Venstre has historically been very pro-car. Is individual car ownership really the future for Copenhageners?
Leading up to the election, we have tried to broaden our position on transportation. We want to update and improve public transportation, especially the metro, which we want to build out to Nordhavn, Sydhavn, Refshaleøen and Brønshøj. Of course, we also need safe bicycle paths, too. And Copenhageners are buying more cars, which is why we want to build the harbour tunnel so drivers can avoid the city centre. We also want to develop car-sharing programmes, which are popular among the younger generation.
What about Frank Jensen’s proposal to ban diesel cars from the city? You wrote on Facebook that it wasn’t a realistic proposal. What is?
To start with, pollution levels are not rising to the levels that Frank Jensen is saying they are. But overall, our take on the environmental agenda is that we would much rather pursue solutions in which we offer residents positive incentives to shift towards new technology. For example, rather than banning diesel cars and wood-burning ovens, as the left wing has suggested, we could provide an economic incentive to retrofit cars and ovens with filters to reduce pollution. It’s hypocritical to ban these things while throwing taxpayers’ money away on green garbage cans or city bikes that aren’t working properly and so on. We want to respect ordinary taxpayers and their money and their ability to just lead their lives in Copenhagen.
The government created a special fund for underperforming schools this year, in which they can apply for around 1.4 million kroner a year for three years to boost performance. None of the Copenhagen schools that qualify have applied for the funding, however, arguing that the process was bureaucratic and that they had to demonstrate improvements in student performance before they even received the funding. But even though it’s voluntary, you have threatened to close the schools. Why?

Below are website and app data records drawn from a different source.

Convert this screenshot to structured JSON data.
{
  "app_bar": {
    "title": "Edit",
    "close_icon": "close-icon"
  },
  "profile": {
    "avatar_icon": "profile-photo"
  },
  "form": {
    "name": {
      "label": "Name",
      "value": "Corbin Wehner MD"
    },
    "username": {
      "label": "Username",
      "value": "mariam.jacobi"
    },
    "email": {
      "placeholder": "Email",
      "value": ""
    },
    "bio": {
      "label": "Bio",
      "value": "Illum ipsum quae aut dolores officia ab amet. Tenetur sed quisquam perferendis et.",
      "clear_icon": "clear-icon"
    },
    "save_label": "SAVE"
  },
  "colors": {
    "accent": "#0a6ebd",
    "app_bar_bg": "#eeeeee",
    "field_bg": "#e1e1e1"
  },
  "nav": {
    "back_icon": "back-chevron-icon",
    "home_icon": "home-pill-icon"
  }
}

It’s their choice to decline the funding, but for the life of me I can’t see why they would. What sort of signal are they sending to their students and teachers – that under no given circumstances can they improve in three years? It’s a massively wrong signal to send. I believe there is consensus in the city’s schools that it’s impossible to change anything – that there are students who are impossible to teach. But a quarter of students don’t learn to properly read, write, and do math. It’s not good enough. It’s not acceptable that we are worried about gangs, but then feed the gangs with students who have no basic skills and are unable to pursue a youth education. Maybe in this situation we need to tell the worst schools that they need to commit to immediate change, and if they do not change within a few years, to close them and open them again with a new profile and management.
In an interview with Politiken newspaper, you proposed firing municipality employees if their children continue in gang activity. Is that a policy you still stand behind?
I clarified my position afterward in which I explained that firing the parents of criminals is too severe and wouldn’t solve the problem. But Venstre in Copenhagen wants to stop welfare payments to registered gang members, and introduce stronger demands on families to supervise and support at risk or criminal children, or risk eviction from public housing or cuts to benefits.
How does it feel going into the election as the underdog?
Obviously it sets a certain framework for the election – we know we won’t win the position of Lord Mayor. So instead, we are looking to hold onto our mayoral position, improve on 2013, and start building toward 2021 or 2025. New residents are increasingly right-leaning, as are young people. But for now, I am energised, the party base is energised, and we are looking to fight for our lives. M